1. Application Process: For most JD/ MBA programs (with the exception of a few top schools, like NYU), you must apply to both the law school and the MBA programs separately. As a result, you should be prepared to complete both applications – including taking both the LSAT and the GMAT.
2. Time: While some schools like Columbia University or Penn offer a three year JD/MBA program, at most schools, a joint degree takes four years – as opposed to 2 years for an MBA and 3 years for a JD. This means that you will be out of the workplace for four years, a serious consideration if you are interested in business or other entrepreneurial positions. On the other hand, if you feel that you are in a good place to take the time away from your career, a joint degree may be right for you.
3. Career Goals: Most jobs do not require a JD/ MBA. You do not need a joint degree to be a partner at a law firm, for example. Many applicants assume that a joint degree will allow them to “split the difference“ and choose between two equally good jobs. This is a mistake. Instead, if you are applying for a joint degree, you should be specific about your career goals and be clear why you need both degrees. Joint degrees are very useful if you plan to enter non-profit management, for example, or work as a corporate general counsel, or plan to go into entertainment management where an understanding of licensing is as important as management skill (See Business, Law and Beyond: An Interview with John Engelman.)
4. Flexibility: On the other hand, JD/ MBA degrees are fantastic in terms of flexibility. Increasingly, the market is demanding that lawyers have business acumen, and a law degree can enhance your power in the business market. If you are interested in leadership positions, then this degree may be right for you.
5. Cost: The cost of a joint degree can go both ways. On one hand, you are paying for four years of school, which can be expensive. On the other hand, your earning potential may be higher when you graduate. Some law firms will give bonuses to individuals with JD/MBAs.
A JD/MBA is an appealing option for someone who has the time and commitment necessary to succeed in two challenging programs at an accelerated pace. If you are considering applying to a joint degree, however, you should think through your career goals and decide whether this degree is right for you.
Jessica Pishko graduated with a J.D. from Harvard Law School and received an M.F.A. from Columbia University.

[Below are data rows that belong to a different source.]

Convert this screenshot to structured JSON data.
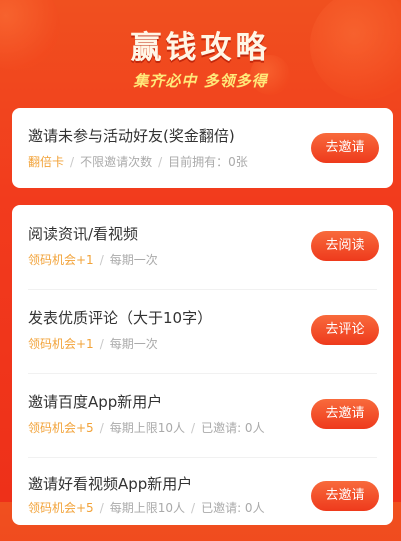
{
  "header": {
    "title": "赢钱攻略",
    "subtitle": "集齐必中 多领多得"
  },
  "invite_card": {
    "title": "邀请未参与活动好友(奖金翻倍)",
    "meta": [
      "翻倍卡",
      "不限邀请次数",
      "目前拥有：0张"
    ],
    "button": "去邀请"
  },
  "tasks": [
    {
      "title": "阅读资讯/看视频",
      "meta": [
        "领码机会+1",
        "每期一次"
      ],
      "button": "去阅读"
    },
    {
      "title": "发表优质评论（大于10字）",
      "meta": [
        "领码机会+1",
        "每期一次"
      ],
      "button": "去评论"
    },
    {
      "title": "邀请百度App新用户",
      "meta": [
        "领码机会+5",
        "每期上限10人",
        "已邀请: 0人"
      ],
      "button": "去邀请"
    },
    {
      "title": "邀请好看视频App新用户",
      "meta": [
        "领码机会+5",
        "每期上限10人",
        "已邀请: 0人"
      ],
      "button": "去邀请"
    }
  ],
  "colors": {
    "brand": "#f23b1d",
    "highlight": "#f2a33a",
    "button": "#ee3a1c"
  }
}
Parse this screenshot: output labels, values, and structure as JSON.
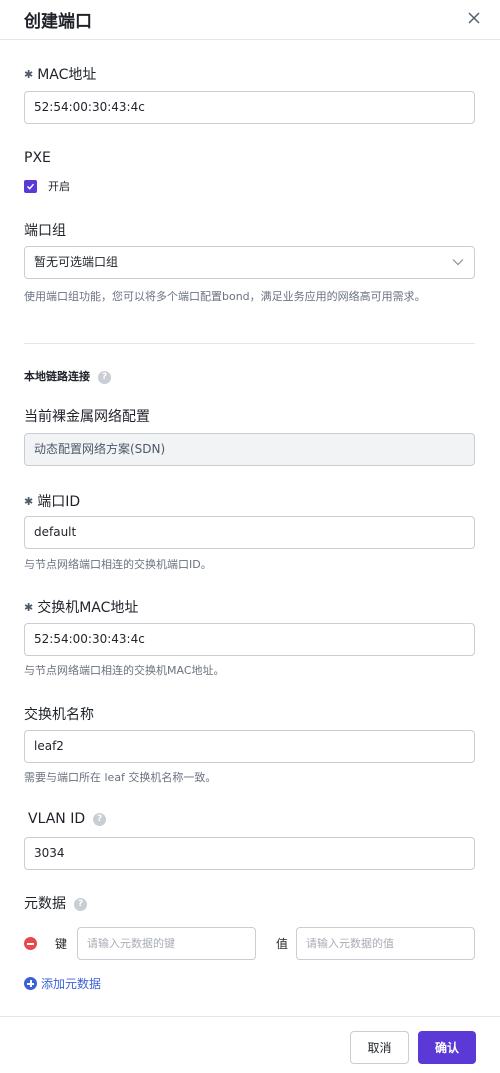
{
  "dialog": {
    "title": "创建端口"
  },
  "mac": {
    "label": "MAC地址",
    "value": "52:54:00:30:43:4c"
  },
  "pxe": {
    "label": "PXE",
    "checkbox_label": "开启",
    "checked": true
  },
  "port_group": {
    "label": "端口组",
    "value": "暂无可选端口组",
    "help": "使用端口组功能，您可以将多个端口配置bond，满足业务应用的网络高可用需求。"
  },
  "local_link": {
    "section_title": "本地链路连接",
    "network_config": {
      "label": "当前裸金属网络配置",
      "value": "动态配置网络方案(SDN)"
    },
    "port_id": {
      "label": "端口ID",
      "value": "default",
      "help": "与节点网络端口相连的交换机端口ID。"
    },
    "switch_mac": {
      "label": "交换机MAC地址",
      "value": "52:54:00:30:43:4c",
      "help": "与节点网络端口相连的交换机MAC地址。"
    },
    "switch_name": {
      "label": "交换机名称",
      "value": "leaf2",
      "help": "需要与端口所在 leaf 交换机名称一致。"
    },
    "vlan": {
      "label": "VLAN ID",
      "value": "3034"
    }
  },
  "metadata": {
    "label": "元数据",
    "key_label": "键",
    "key_placeholder": "请输入元数据的键",
    "value_label": "值",
    "value_placeholder": "请输入元数据的值",
    "add_label": "添加元数据"
  },
  "footer": {
    "cancel": "取消",
    "confirm": "确认"
  },
  "colors": {
    "primary": "#5a39d6",
    "link": "#3b61d6",
    "danger": "#e8474c"
  }
}
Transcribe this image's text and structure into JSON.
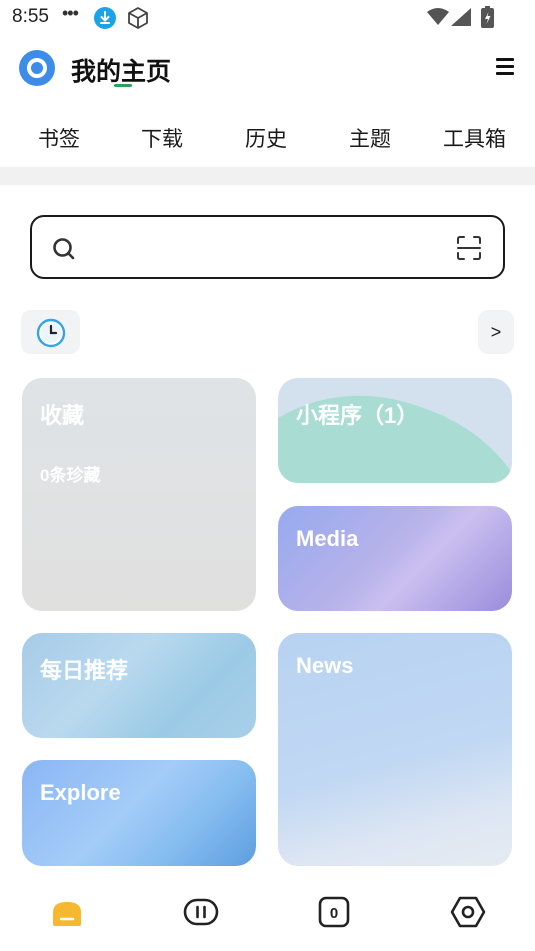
{
  "status_bar": {
    "time": "8:55",
    "dots": "•••",
    "icons": [
      "download-notification-icon",
      "cube-icon",
      "wifi-icon",
      "cellular-signal-icon",
      "battery-icon"
    ]
  },
  "header": {
    "title": "我的主页",
    "logo_icon": "browser-logo-icon",
    "menu_icon": "menu-icon",
    "accent_color": "#27a35a",
    "logo_color": "#3d8ce8"
  },
  "tabs": [
    {
      "label": "书签"
    },
    {
      "label": "下载"
    },
    {
      "label": "历史"
    },
    {
      "label": "主题"
    },
    {
      "label": "工具箱"
    }
  ],
  "search": {
    "value": "",
    "placeholder": "",
    "left_icon": "search-icon",
    "right_icon": "scan-icon"
  },
  "quick_row": {
    "clock_icon": "clock-icon",
    "more_label": ">"
  },
  "cards": {
    "favorites": {
      "title": "收藏",
      "subtitle": "0条珍藏"
    },
    "mini_programs": {
      "title": "小程序（1）"
    },
    "media": {
      "title": "Media"
    },
    "daily": {
      "title": "每日推荐"
    },
    "news": {
      "title": "News"
    },
    "explore": {
      "title": "Explore"
    }
  },
  "bottom_nav": {
    "items": [
      {
        "icon": "home-icon",
        "active": true,
        "color": "#f5b82e"
      },
      {
        "icon": "pause-icon"
      },
      {
        "icon": "tabs-icon",
        "count": "0"
      },
      {
        "icon": "settings-icon"
      }
    ]
  }
}
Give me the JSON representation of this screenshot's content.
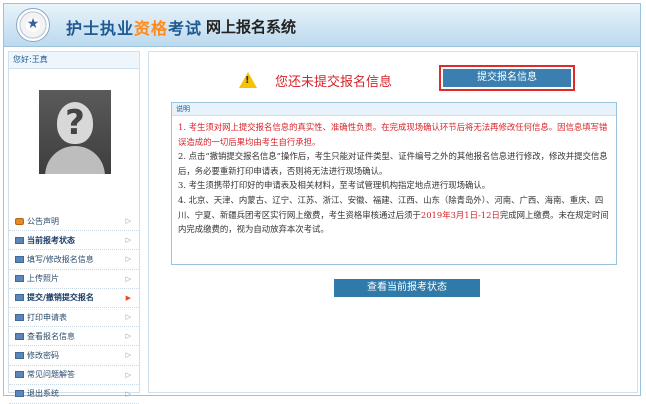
{
  "header": {
    "title_part1": "护士执业",
    "title_highlight": "资格",
    "title_part2": "考试",
    "subtitle": "网上报名系统"
  },
  "sidebar": {
    "greeting": "您好:王真",
    "menu": [
      {
        "label": "公告声明",
        "icon": "bell-icon"
      },
      {
        "label": "当前报考状态",
        "icon": "doc-icon"
      },
      {
        "label": "填写/修改报名信息",
        "icon": "doc-icon"
      },
      {
        "label": "上传照片",
        "icon": "doc-icon"
      },
      {
        "label": "提交/撤销提交报名",
        "icon": "doc-icon"
      },
      {
        "label": "打印申请表",
        "icon": "doc-icon"
      },
      {
        "label": "查看报名信息",
        "icon": "doc-icon"
      },
      {
        "label": "修改密码",
        "icon": "doc-icon"
      },
      {
        "label": "常见问题解答",
        "icon": "doc-icon"
      },
      {
        "label": "退出系统",
        "icon": "doc-icon"
      }
    ]
  },
  "main": {
    "warning_text": "您还未提交报名信息",
    "submit_button": "提交报名信息",
    "notice_title": "说明",
    "notice": {
      "p1": "1. 考生须对网上提交报名信息的真实性、准确性负责。在完成现场确认环节后将无法再修改任何信息。因信息填写错误造成的一切后果均由考生自行承担。",
      "p2": "2. 点击“撤销提交报名信息”操作后，考生只能对证件类型、证件编号之外的其他报名信息进行修改，修改并提交信息后，务必要重新打印申请表，否则将无法进行现场确认。",
      "p3": "3. 考生须携带打印好的申请表及相关材料，至考试管理机构指定地点进行现场确认。",
      "p4a": "4. 北京、天津、内蒙古、辽宁、江苏、浙江、安徽、福建、江西、山东（除青岛外）、河南、广西、海南、重庆、四川、宁夏、新疆兵团考区实行网上缴费，考生资格审核通过后须于",
      "p4_date": "2019年3月1日-12日",
      "p4b": "完成网上缴费。未在规定时间内完成缴费的，视为自动放弃本次考试。"
    },
    "status_button": "查看当前报考状态"
  },
  "colors": {
    "header_gradient_top": "#e9f4fb",
    "accent_blue": "#1f5a92",
    "highlight_orange": "#ff8a1a",
    "alert_red": "#d8232a",
    "button_blue": "#3a7fb0"
  }
}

She spent two years guiding students through the medical school application process at Columbia’s PostBacc Program and teaches writing at all levels. Want Jessica to help you get accepted? Click here to get in touch!